Jamaica is also due for a make-over soon. In an albeit more low-key development plan than that of the controversial plans for Willets Point, there are plans to build a mixed-use central business district that will compliment the extension on the Long Island Railroad and the completion of an AirTrain to Kennedy Airport. The entire plan should cost the city $225 million and will also include a 26-story commercial and residential tower, the largest private investment in the neighborhood’s history. There has been no major opposition to these redevelopment plans so far and many deals have already been confirmed with developers.

The Greater Jamaica Development Corporation, a non-profit dedicated to returning the neighborhood to its past prosperity, has already reached deals on a $50 million dollar retail project about a mile from the train station, a 24-story hotel, and a 400-unit rental apartment building with 800 square feet of retail space at its base.

4. 5 Pointz
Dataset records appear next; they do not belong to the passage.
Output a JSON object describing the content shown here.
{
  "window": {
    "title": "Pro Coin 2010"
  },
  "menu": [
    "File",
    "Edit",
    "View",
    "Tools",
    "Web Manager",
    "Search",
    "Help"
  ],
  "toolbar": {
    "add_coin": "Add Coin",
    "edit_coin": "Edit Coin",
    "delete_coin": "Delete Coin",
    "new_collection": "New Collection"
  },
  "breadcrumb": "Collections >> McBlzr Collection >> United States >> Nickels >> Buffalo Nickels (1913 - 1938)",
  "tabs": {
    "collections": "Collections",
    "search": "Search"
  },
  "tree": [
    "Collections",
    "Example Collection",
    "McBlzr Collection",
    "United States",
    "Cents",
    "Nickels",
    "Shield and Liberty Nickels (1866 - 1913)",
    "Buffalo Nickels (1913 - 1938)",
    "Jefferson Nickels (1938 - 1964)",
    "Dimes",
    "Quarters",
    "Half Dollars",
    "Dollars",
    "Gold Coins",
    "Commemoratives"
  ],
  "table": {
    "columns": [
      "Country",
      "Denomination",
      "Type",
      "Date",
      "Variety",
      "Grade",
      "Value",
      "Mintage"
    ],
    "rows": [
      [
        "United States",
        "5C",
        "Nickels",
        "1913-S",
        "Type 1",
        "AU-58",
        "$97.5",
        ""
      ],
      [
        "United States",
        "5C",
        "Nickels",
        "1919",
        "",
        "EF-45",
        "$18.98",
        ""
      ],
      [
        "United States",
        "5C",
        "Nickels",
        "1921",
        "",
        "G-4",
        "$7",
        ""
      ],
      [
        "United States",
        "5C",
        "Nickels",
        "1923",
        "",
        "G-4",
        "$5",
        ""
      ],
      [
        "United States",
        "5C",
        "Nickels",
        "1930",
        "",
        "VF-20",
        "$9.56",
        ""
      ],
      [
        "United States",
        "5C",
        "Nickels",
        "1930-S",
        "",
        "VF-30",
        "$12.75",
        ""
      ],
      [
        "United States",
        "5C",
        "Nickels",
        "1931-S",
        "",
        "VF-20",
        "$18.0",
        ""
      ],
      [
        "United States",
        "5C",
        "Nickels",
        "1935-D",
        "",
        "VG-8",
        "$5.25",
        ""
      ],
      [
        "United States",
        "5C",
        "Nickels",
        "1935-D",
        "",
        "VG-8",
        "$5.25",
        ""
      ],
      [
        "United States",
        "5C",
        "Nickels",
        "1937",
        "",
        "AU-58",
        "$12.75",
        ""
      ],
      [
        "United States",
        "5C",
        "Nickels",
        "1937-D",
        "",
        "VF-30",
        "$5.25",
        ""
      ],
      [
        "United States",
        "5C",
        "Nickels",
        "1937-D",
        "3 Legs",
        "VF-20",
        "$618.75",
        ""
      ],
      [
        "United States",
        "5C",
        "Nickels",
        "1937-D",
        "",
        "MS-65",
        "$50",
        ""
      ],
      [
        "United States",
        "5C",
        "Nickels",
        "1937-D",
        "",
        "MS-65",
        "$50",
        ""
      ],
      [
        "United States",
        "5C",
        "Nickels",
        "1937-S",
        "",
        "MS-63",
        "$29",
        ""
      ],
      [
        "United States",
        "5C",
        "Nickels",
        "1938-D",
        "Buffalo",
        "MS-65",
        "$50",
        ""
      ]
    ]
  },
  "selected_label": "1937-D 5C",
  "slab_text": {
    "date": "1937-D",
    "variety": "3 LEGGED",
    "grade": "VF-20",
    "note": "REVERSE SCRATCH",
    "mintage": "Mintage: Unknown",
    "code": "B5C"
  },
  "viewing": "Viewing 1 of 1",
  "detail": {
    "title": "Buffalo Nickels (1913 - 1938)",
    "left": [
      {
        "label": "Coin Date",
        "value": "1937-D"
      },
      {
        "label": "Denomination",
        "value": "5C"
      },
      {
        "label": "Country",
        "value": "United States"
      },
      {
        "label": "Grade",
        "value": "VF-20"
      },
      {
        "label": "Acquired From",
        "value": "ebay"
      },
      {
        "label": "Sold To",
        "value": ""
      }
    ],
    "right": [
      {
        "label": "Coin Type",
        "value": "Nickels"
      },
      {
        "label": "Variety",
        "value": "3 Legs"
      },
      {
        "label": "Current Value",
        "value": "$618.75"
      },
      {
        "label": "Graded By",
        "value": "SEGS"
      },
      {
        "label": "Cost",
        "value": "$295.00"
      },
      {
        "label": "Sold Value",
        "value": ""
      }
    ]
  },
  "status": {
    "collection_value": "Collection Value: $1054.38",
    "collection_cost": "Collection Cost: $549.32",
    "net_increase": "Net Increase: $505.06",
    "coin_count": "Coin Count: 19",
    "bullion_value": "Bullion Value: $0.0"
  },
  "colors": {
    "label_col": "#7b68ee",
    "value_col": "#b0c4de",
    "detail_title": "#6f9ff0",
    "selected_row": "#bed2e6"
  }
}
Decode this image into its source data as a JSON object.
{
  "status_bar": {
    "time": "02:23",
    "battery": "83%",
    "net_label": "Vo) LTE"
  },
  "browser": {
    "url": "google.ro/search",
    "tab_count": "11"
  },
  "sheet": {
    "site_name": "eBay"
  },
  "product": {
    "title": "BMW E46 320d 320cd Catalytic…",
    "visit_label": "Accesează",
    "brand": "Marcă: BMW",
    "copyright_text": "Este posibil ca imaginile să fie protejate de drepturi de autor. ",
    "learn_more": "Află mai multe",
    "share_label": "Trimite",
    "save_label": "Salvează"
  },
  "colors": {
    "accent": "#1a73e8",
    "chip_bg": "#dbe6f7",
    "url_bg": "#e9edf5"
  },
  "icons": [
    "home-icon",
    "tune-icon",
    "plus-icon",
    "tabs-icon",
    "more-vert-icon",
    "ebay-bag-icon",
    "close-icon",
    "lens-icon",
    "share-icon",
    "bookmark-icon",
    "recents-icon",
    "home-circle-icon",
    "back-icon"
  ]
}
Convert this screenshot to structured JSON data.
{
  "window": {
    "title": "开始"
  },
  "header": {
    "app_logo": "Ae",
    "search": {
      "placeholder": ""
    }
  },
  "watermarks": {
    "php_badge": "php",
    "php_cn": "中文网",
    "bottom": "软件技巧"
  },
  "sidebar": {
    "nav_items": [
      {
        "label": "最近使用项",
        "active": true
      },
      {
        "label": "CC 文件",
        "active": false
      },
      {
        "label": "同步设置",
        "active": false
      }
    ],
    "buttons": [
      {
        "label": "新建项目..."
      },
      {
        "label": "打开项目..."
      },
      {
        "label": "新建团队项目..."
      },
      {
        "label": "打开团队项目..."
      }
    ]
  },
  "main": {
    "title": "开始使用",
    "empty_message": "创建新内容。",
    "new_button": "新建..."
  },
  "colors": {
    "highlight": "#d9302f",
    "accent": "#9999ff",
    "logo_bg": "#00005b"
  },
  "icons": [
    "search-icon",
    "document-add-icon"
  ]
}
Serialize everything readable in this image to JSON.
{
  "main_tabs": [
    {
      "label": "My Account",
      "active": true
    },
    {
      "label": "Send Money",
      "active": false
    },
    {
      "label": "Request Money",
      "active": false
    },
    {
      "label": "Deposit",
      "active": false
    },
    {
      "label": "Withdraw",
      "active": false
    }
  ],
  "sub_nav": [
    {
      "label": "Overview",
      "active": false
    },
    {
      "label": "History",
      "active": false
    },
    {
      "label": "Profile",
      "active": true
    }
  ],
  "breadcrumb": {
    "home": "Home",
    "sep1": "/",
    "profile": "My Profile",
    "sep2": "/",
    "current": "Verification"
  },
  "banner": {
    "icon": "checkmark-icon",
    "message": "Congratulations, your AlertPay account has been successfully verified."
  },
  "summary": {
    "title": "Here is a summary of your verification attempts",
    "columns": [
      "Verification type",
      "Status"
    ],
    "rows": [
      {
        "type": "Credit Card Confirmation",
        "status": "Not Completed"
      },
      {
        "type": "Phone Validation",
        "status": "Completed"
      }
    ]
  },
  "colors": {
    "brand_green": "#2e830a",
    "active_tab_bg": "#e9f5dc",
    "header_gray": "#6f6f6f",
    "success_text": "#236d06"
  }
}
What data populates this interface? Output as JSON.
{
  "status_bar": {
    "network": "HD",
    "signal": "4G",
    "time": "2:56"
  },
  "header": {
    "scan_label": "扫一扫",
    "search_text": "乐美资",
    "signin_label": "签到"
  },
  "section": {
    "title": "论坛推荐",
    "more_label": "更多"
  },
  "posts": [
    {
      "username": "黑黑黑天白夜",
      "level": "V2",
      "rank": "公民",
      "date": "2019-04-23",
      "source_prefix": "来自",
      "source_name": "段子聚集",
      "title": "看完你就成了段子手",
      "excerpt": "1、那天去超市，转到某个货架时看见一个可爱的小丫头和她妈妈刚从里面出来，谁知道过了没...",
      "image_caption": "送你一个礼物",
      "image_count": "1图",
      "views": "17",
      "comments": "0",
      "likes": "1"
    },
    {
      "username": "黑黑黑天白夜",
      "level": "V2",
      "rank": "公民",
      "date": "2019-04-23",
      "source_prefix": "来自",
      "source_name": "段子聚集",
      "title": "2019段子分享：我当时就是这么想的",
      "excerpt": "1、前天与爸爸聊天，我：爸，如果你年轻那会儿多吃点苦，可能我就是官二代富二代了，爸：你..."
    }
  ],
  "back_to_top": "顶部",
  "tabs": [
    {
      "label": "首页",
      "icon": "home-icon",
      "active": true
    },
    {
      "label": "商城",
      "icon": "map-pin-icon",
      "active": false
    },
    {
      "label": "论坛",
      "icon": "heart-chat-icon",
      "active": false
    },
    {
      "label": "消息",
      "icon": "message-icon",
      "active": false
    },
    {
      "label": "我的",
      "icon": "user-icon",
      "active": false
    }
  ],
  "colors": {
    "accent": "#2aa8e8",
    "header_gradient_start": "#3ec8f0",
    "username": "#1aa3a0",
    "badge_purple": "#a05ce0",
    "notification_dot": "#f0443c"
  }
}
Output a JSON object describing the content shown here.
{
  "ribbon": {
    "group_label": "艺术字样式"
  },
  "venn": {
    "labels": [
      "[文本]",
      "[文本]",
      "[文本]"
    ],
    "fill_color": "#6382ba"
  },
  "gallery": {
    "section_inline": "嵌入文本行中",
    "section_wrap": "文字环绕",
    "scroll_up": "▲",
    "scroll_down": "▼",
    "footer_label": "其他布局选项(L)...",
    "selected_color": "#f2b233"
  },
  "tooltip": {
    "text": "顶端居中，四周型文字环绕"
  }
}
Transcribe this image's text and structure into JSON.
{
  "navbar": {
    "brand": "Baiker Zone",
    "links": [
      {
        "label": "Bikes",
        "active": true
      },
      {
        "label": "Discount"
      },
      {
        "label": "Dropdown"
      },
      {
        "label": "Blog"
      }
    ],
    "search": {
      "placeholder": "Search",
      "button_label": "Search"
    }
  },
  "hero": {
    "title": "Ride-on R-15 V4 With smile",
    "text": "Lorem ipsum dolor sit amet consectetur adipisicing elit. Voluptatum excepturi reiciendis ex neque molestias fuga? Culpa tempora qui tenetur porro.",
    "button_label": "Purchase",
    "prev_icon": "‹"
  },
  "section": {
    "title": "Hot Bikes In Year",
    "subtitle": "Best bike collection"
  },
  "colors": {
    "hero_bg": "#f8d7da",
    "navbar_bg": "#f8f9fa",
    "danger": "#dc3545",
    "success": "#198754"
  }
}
Perhaps the most infamous of all redevelopment plans in Queens is 5 Pointz. The borough’s “Institute of Higher Burnin'” or the “5Pointz Aerosol Art Center, Inc.” had been famously “whited out” by developers last year, but what is the fate of the world’s “graffiti mecca” now that the art work is gone and the building stands vacant?

Well, until the decision goes before the mayor and the City Council, plans to transform 5 Pointz into two high-rise residential towers are still only in the works. Queens Borough President Helen Marshall had already given the OK for development plans to commence, but it will still take some time before G&M Realty, the company responsible for the redevelopment plans, will see their project through. Luckily, the Google Cultural Institute website will make it able for you to take a closer look at lost artwork through its new Street Art Project, which preserves close-ups of the building in its former glory.

5. Hunter’s Point South

Rendering from ODA

The Long Island City redevelopment plan at Hunter’s Point South promises to bring a “mixed-use, affordable housing development” to approximately 30 acres of waterfront real-estate. Bloomberg had already cut the ribbon to the new Hunter’s Point South Park last year and developers continue to build on that momentum to totally redesign the neighborhood.

Phase 1 of construction, which should be completed by this year, will include a new school, retail space, and waterfront parkland. Thankfully, this project is connected to deBlasio’s Affordable Housing Plan which, if all goes as he says, should provide the city’s lower and middle class with much needed affordable gousing units.

For more on NYC redevelopment, check out our coverage of South Street Seaport’s redevelopment and the Far Rockaway Redevelopment Fund.

Find out more by contacting the author @Douglascapraro